Bob Dal Bello’s receipt for dinner at Big Al’s City Grill in North Naples was reasonable.
A few beers, nachos, ribs and a steak sandwich was $40.
But there at the bottom, after the subtotal and tax was a curious line item: “FL Surcharge Environment.”
“I looked at the bill and I said I had to at least ask what this is about,” Dal Bello said. “An unusual entry on a bill, that kind of surprises you.”
It was $1.46, just 4 percent of his Sunday dinner before taxes.
The amount didn’t bother him but something about the explanation gave him heartburn.
His server explained that the restaurant, instead of raising prices to offset the higher cost of waste management, was instituting this new fee, Dal Bello recalled.
“I figured they just didn’t want to change their menu,” he said.
Actually, what Big Al’s had initiated that day was a pilot program to help the restaurant move into the era of environmentally friendly business.
Big Al’s had been considering a green makeover, including switching to solar energy and changes in the way it disposes of waste products, said Richard Karp, spokesman for Big Al’s.
But to retrofit its three locations, North Naples, Bonita Springs and Fort Myers, the restaurant chain was looking at its own surprising bill of about $1 million.
“Waste removal, power, grease clean-up, it’s a huge expense,” Karp said.
They knew they couldn’t go it alone.
Having a fairly steady clientele, the store surveyed about 100 customers to see if they would be amenable to a 4 percent charge to help the restaurant pay for the cost of going green.
With the support of their customers, Big Al’s implemented the environmental surcharge Sunday at its North Naples location, Karp said.
The surcharge, while maybe less common in the restaurant business, is something consumers pay in other industries, including mechanics.
“Tire centers have shop fees and have been doing it for a long time,” Karp said.
Frank Panipinto, owner of Frank’s Tire & Service Center, said he charges a shop fee of 15 percent up to $15 to cover the cost of supplies.

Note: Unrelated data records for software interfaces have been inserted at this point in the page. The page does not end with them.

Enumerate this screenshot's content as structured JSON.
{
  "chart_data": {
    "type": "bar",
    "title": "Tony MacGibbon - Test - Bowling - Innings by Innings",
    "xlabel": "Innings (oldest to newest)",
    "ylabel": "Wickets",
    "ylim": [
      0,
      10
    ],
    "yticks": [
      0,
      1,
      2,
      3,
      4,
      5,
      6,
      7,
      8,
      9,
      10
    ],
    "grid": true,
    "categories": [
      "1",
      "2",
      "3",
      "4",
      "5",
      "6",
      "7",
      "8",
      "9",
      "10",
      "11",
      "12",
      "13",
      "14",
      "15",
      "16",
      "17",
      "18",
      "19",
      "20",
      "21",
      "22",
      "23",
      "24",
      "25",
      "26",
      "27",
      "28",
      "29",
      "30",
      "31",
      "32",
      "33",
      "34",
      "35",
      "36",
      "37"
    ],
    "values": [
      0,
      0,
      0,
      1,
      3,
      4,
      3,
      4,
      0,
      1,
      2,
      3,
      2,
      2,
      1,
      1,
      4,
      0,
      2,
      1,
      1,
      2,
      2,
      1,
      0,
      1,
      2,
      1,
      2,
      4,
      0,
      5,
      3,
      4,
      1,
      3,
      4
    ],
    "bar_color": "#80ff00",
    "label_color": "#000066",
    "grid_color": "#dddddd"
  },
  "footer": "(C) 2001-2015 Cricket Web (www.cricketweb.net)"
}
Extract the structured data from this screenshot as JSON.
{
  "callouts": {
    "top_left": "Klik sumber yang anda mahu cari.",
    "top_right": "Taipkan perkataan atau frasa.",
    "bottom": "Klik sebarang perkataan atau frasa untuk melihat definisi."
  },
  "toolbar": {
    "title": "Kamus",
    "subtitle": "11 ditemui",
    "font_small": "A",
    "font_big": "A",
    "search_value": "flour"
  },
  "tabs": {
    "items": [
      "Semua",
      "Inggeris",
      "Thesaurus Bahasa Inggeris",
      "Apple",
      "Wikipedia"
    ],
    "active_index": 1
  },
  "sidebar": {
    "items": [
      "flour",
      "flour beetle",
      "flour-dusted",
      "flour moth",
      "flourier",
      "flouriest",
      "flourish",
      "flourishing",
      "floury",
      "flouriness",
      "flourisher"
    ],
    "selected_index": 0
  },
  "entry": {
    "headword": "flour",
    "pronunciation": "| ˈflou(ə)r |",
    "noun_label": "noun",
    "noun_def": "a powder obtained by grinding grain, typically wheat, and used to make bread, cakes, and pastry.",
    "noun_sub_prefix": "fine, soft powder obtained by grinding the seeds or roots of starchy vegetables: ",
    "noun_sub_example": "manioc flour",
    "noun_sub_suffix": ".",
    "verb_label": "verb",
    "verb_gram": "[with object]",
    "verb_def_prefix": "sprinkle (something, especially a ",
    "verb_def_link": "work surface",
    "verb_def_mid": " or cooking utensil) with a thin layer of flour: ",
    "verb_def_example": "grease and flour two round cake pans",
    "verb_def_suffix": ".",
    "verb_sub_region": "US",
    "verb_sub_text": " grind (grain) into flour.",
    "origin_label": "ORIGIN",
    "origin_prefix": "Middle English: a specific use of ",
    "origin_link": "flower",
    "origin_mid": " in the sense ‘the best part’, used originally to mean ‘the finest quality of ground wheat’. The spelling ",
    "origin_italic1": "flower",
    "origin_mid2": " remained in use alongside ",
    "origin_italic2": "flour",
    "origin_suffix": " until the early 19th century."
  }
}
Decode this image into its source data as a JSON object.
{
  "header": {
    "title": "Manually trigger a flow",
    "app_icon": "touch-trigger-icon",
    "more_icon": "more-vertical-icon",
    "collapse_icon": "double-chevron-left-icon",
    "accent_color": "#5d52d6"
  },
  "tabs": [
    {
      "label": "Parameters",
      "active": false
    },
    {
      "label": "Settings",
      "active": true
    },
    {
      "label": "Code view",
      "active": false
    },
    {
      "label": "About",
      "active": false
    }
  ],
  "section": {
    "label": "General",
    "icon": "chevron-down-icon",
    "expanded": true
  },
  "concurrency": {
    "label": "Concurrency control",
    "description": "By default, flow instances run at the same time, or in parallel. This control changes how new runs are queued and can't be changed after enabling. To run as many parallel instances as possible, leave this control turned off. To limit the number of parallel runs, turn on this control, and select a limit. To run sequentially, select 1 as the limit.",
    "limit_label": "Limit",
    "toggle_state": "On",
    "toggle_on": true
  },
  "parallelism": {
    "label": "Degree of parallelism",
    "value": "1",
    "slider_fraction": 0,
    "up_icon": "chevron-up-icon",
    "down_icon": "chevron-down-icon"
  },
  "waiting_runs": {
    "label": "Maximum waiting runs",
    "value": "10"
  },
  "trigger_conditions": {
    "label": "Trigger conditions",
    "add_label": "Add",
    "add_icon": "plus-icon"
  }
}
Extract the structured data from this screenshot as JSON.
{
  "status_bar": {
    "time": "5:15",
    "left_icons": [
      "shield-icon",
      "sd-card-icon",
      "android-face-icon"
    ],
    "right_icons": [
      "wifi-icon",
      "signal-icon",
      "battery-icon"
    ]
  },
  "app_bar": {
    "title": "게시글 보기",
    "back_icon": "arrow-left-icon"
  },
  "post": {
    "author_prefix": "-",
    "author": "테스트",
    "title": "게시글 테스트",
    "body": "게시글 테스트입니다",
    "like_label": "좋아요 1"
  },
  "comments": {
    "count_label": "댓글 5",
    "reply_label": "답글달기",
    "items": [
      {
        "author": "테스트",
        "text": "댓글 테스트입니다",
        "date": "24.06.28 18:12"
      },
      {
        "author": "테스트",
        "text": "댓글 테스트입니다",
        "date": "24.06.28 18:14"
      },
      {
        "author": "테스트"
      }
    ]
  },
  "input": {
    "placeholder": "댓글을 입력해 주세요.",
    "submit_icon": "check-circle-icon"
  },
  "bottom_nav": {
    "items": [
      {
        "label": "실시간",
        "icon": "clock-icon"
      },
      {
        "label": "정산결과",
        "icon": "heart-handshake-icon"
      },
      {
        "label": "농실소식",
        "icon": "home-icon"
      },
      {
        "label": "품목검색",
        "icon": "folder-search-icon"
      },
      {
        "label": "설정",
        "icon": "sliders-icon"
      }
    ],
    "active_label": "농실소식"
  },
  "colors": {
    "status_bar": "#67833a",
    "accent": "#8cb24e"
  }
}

“These charges, you can absorb them for a while, but it keeps going up and up,” Panipinto said. “Somehow or another it has to be paid.”
At Big Al’s, the policy going into the pilot program included reimbursing anyone’s fee if they didn’t want to pay it. But no one grumbled, Karp said.
One person questioned the charge and was OK with the idea once the impetus behind the surcharge was explained.
But after two days, Big Al’s pulled in just $200, Karp said, and they knew the plan wouldn’t get them where they wanted to go fast enough.
“We’re just not going to go forward with it,” Karp said. “We just can’t justify passing on any more than that to our customers.”
For David Maturen, it wasn’t so much the $1 extra on his bill, it was that he wasn’t informed beforehand.
There was no note in the menu, nothing to let customers know the charge was coming.
“It’s almost like a phone bill,” Maturen said. “All of a sudden you look and there are fees everywhere.”
Karp said customers can get their money back if they bring their receipt to the restaurant.
That’s something neither Maturen nor Dal Bello plan to do.
But for Maturen, the surcharge soured his taste for the grill.
“Would (the charge) have stopped us from dining that night? Probably not,” Maturen said. “But it would make me think twice before going back.”
Connect with Tara E. McLaughlin at www.naplesnews.com/staff/tara-mclaughlin/